Local News

Unclassified evidence thorny issue in terror case

Posted October 7, 2009

— Prosecutors and defense attorneys are having a difficult time hashing out how to handle sensitive, unclassified material in the case of seven Triangle-area men accused of plotting terrorist acts.

Daniel Patrick Boyd, 39, his sons, Dylan Boyd, 22, and Zakariya "Zak" Boyd, 20, and four other men – Hysen Sherifi, 24, Mohammad Omar Aly Hassan, 22, Ziyad Yaghi, 21, and Anes Subasic, 33 – were indicted in July on charges that they plotted to murder, kidnap, maim and injure people overseas. They are being held without bond at a prison in Virginia.

An eighth suspect, Jude Kenan Mohammad, 20, is believed to be in Pakistan.

Daniel Boyd and Sherifi also are charged with planning an attack on the Marine Corps base in Quantico, Va.

Chief U.S. District Judge Louise Flanagan has given prosecutors until Dec. 17 to declassify documents and other evidence they plan to use in the case so that defense attorneys can begin reviewing it and preparing their case.

Yet, prosecutors and defense attorneys are haggling over information that isn't classified for national security reasons but is still considered sensitive.

Before the case goes to trial, prosecutors want to know with whom the defense will share sensitive information. Defense attorneys say that interferes with their planning and strategy.

Flanagan asked both sides Tuesday to make a case before deciding how to protect sensitive documents.


This story is closed for comments.

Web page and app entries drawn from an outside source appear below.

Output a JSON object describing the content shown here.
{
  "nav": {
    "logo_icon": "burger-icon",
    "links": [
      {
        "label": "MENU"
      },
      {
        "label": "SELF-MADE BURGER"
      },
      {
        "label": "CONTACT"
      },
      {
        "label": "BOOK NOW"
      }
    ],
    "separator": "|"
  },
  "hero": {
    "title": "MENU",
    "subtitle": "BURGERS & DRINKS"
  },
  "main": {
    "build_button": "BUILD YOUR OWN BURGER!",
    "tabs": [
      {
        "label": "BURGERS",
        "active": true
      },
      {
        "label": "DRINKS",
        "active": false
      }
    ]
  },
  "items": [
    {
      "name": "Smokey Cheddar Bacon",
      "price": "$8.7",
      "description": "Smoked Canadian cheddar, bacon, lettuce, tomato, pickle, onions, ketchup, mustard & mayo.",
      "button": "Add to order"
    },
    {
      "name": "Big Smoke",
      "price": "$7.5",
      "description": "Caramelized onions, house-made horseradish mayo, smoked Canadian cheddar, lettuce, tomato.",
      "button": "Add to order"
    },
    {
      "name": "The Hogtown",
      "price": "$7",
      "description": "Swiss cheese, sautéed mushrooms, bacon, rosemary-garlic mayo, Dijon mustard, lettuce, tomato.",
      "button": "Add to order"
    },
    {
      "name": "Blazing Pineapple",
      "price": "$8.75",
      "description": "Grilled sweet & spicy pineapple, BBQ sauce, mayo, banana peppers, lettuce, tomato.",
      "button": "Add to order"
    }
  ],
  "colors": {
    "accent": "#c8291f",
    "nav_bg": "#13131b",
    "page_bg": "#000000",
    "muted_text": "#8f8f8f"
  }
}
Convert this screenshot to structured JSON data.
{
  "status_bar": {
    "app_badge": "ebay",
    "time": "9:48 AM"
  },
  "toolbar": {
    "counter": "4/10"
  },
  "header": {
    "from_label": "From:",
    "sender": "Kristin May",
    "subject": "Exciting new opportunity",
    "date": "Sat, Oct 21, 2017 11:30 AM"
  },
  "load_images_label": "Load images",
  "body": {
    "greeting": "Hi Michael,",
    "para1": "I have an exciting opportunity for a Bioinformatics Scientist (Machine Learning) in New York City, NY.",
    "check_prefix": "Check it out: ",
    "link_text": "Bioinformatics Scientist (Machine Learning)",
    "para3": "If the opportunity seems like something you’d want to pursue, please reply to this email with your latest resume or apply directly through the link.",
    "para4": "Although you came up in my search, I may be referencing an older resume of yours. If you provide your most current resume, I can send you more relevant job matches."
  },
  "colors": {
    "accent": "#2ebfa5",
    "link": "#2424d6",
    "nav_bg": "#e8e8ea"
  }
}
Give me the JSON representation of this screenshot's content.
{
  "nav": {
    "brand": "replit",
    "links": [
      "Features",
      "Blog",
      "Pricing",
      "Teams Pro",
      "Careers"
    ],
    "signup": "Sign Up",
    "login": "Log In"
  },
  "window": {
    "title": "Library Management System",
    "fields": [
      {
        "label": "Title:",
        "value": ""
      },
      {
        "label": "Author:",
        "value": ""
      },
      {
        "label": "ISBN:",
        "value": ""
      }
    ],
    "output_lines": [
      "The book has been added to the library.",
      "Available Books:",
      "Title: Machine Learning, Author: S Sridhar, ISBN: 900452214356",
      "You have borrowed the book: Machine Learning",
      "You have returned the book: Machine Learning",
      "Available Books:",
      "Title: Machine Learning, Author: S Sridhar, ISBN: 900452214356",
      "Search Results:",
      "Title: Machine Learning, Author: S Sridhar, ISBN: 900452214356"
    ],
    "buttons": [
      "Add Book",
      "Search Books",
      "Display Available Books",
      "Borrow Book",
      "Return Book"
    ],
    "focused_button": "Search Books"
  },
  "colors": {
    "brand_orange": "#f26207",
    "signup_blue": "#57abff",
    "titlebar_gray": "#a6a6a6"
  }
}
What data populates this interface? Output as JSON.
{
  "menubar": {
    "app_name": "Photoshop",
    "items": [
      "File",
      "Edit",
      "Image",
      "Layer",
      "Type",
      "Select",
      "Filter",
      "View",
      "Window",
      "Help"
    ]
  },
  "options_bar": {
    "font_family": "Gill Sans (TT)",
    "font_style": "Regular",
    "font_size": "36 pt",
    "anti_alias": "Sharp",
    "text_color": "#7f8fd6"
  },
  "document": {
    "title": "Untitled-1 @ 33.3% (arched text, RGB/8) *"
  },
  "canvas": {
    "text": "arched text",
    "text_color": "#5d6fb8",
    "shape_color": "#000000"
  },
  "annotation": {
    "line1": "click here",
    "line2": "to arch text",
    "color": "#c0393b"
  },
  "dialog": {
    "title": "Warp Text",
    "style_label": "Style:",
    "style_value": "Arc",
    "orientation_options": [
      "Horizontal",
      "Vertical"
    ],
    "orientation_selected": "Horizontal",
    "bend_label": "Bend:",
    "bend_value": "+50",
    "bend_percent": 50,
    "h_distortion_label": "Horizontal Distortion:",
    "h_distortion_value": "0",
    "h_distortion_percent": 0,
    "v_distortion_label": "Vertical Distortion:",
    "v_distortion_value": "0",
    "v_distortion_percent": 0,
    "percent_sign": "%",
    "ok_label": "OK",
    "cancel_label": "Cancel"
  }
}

Oldest First
View all
  • dwf1205 Oct 8, 2009

    These men deserve to be tried in a public court of law, with the evidence in its entirety available for review by the public, so that there is no question these men are guilty if convicted. From what I've heard, that is that they had guns and alot of ammo, and had burried guns, and did "paramilitary training", all stuff I do, I see no crime! Let's see the evidence! Secret evidence now? Secret courts later! Ohh wait, we have those now too. :-\

  • whatelseisnew Oct 7, 2009

    And thus lies one of the huge problems with bringing those people from Gitmo to here, and letting them get into our normal Judicial system. Tribunals should have sufficed.